Prebiotics versus probiotics: What’s the difference? (Poultry Specialist)
(Editor’s note: Jennifer Timmons is an associate professor with the University of Maryland Eastern Shore.)
Regulations have been introduced to reduce the use of antibiotics in animal feed due to fear of the development of multi-drug resistant bacteria strains finding their way into human clinics.
More than 50 percent of the broiler chickens raised in the United States are produced in “no antibiotics ever” (NAE) programs.
This means that antibiotics are not used during the entire production period (hatchery, feedmill, and grow-out).
With this limited or no use of antibiotics during the production process, alternative antimicrobials to reduce pathogens are needed.
Two alternatives that are available to use to promote overall gut health in broiler chickens and reduce pathogens are prebiotics and probiotics.
Prebiotics and probiotics have been utilized in animal production to help maintain a healthy balance of bacteria in the gastrointestinal tract through competitive exclusion.

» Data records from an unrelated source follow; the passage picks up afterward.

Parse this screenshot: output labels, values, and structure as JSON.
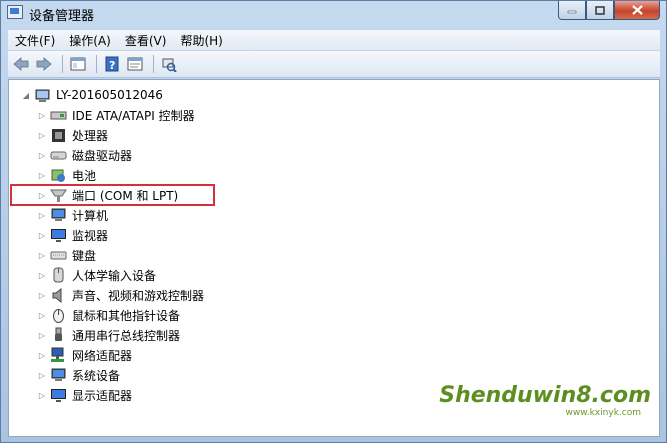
{
  "window": {
    "title": "设备管理器",
    "minimize_icon": "minimize-icon",
    "maximize_icon": "maximize-icon",
    "close_icon": "close-icon"
  },
  "menu": [
    {
      "label": "文件(F)"
    },
    {
      "label": "操作(A)"
    },
    {
      "label": "查看(V)"
    },
    {
      "label": "帮助(H)"
    }
  ],
  "toolbar": {
    "buttons": [
      "back-arrow-icon",
      "forward-arrow-icon",
      "show-hide-tree-icon",
      "help-icon",
      "properties-icon",
      "scan-hardware-icon"
    ]
  },
  "tree": {
    "root": {
      "label": "LY-201605012046",
      "icon": "computer-icon"
    },
    "items": [
      {
        "label": "IDE ATA/ATAPI 控制器",
        "icon": "ide-controller-icon"
      },
      {
        "label": "处理器",
        "icon": "processor-icon"
      },
      {
        "label": "磁盘驱动器",
        "icon": "disk-drive-icon"
      },
      {
        "label": "电池",
        "icon": "battery-icon"
      },
      {
        "label": "端口 (COM 和 LPT)",
        "icon": "port-icon",
        "highlighted": true
      },
      {
        "label": "计算机",
        "icon": "computer-icon"
      },
      {
        "label": "监视器",
        "icon": "monitor-icon"
      },
      {
        "label": "键盘",
        "icon": "keyboard-icon"
      },
      {
        "label": "人体学输入设备",
        "icon": "hid-icon"
      },
      {
        "label": "声音、视频和游戏控制器",
        "icon": "sound-icon"
      },
      {
        "label": "鼠标和其他指针设备",
        "icon": "mouse-icon"
      },
      {
        "label": "通用串行总线控制器",
        "icon": "usb-icon"
      },
      {
        "label": "网络适配器",
        "icon": "network-adapter-icon"
      },
      {
        "label": "系统设备",
        "icon": "system-device-icon"
      },
      {
        "label": "显示适配器",
        "icon": "display-adapter-icon"
      }
    ]
  },
  "colors": {
    "highlight_border": "#d1303c",
    "watermark": "#5c8f1f"
  },
  "watermark": {
    "text": "Shenduwin8.com",
    "subtext": "www.kxinyk.com"
  }
}
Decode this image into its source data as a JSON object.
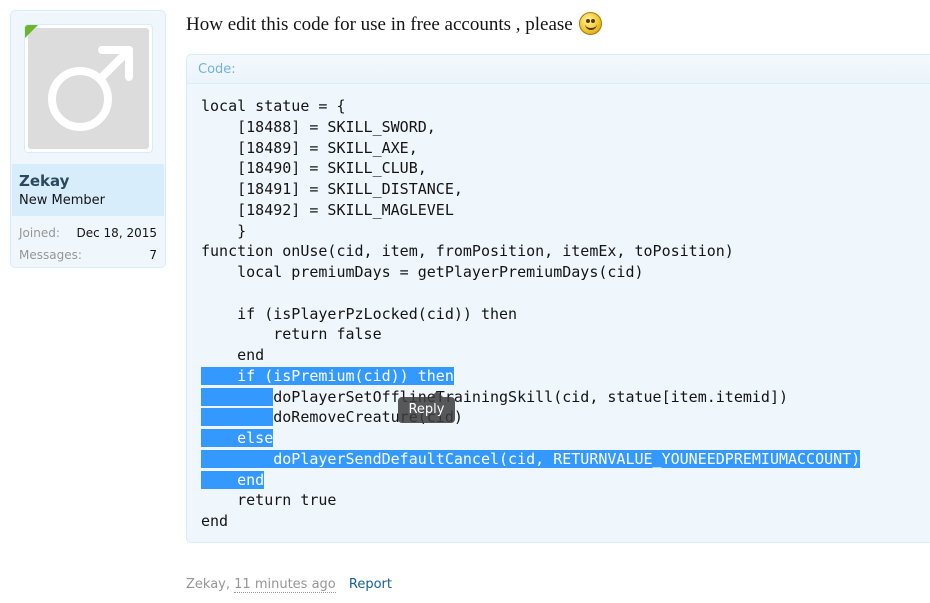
{
  "user": {
    "name": "Zekay",
    "title": "New Member",
    "joined_label": "Joined:",
    "joined_value": "Dec 18, 2015",
    "messages_label": "Messages:",
    "messages_value": "7",
    "avatar_icon": "male-symbol-icon"
  },
  "message": {
    "text": "How edit this code for use in free accounts , please",
    "smilie_icon": "smile-icon"
  },
  "code": {
    "label": "Code:",
    "lines": [
      "local statue = {",
      "    [18488] = SKILL_SWORD,",
      "    [18489] = SKILL_AXE,",
      "    [18490] = SKILL_CLUB,",
      "    [18491] = SKILL_DISTANCE,",
      "    [18492] = SKILL_MAGLEVEL",
      "    }",
      "function onUse(cid, item, fromPosition, itemEx, toPosition)",
      "    local premiumDays = getPlayerPremiumDays(cid)",
      "",
      "    if (isPlayerPzLocked(cid)) then",
      "        return false",
      "    end",
      "    if (isPremium(cid)) then",
      "        doPlayerSetOfflineTrainingSkill(cid, statue[item.itemid])",
      "        doRemoveCreature(cid)",
      "    else",
      "        doPlayerSendDefaultCancel(cid, RETURNVALUE_YOUNEEDPREMIUMACCOUNT)",
      "    end",
      "    return true",
      "end"
    ],
    "highlight_color": "#3399ff"
  },
  "tooltip": {
    "reply_label": "Reply"
  },
  "footer": {
    "author": "Zekay,",
    "time": "11 minutes ago",
    "report_label": "Report"
  }
}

It is common to see these products listed as ingredients in pet foods, and chicken and livestock feed.
We even see these products sold to promote human health.
So what is the difference between these two products and how do they work? The World Health Organization working group with the Food and Agriculture Organization of the United Nations (FAO) defines probiotics as “live microorganisms which when administered in adequate amount confer health benefits in the host.” Think yogurt.
Some of these probiotic bacteria are Lactobacillus and Bifidobacterim species.
Probiotics work by competitive exclusion in the intestinal tract of the animal.
This means there is competition of attachment sites in the gut.
The probiotic bacteria attach to sites along the intestinal mucosa which prohibits or blocks the attachment of pathogenic bacteria.
This reduces the ability of pathogenic bacteria to get out of control and possibly cause harm to the animal.
Prebiotics are non-digestible feed ingredients that benefit the host by stimulating the growth of beneficial bacteria in the gut. The most common prebiotics are non-digestible carbohydrates.
Prebiotics act one of two ways: 1. they supply nutrients to beneficial bacteria or 2. they provide binding sites for pathogenic bacteria to attach to instead of attaching to the intestinal tract of the animal.
Since the prebiotic is non-digestible, the bacteria that are attached to it will be excreted from the animal along with other undigested food.
This reduces the growth and the incidence of infection from the pathogenic bacteria.
Prebiotics and probiotics can be used separately in broiler chicken diets or in combination to improve broiler health and performance.
There are many considerations when it comes to feeding prebiotics and probiotics since there are several products available to use.
It has been reported by several researchers that the use of probiotics and prebiotics can improve the health and performance of broiler chickens.
A recent study not only reported improvements in weight gain and feed conversion ratio of 35 day old broiler chickens when they were fed a probiotic and prebiotic, it was also reported that the immunity of the birds was improved.
The researchers reported that the antibody titer for infectious bursal disease was improved in the broiler chickens that were fed the pre- and probiotic treatments compared to the antibody titer measured in broiler chickens fed the control diet.
In addition to feeding these products to broiler chickens, studies have also been conducted evaluating the effect of administering probiotics in ovo in broiler chicks on hatchability and performance.
The researchers reported that there was no effect on hatchability. Post-hatch, birds were challenged with coccidia species and birds that were administered the probiotic in ovo had a higher body weight compared to the birds that were not administered the probiotic in ovo.
As the industry continuously seeks out alternatives to antibiotics, prebiotics and probiotics have a lot of potential to benefit poultry health and performance.
However, the cost of these products should be considered against their potential benefits to improve broiler health and performance.
There are several probiotics and prebiotics products available on the market. An evaluation of the efficacy of these products under current field conditions would help determine if the use of these products would be economically beneficial for wide spread use.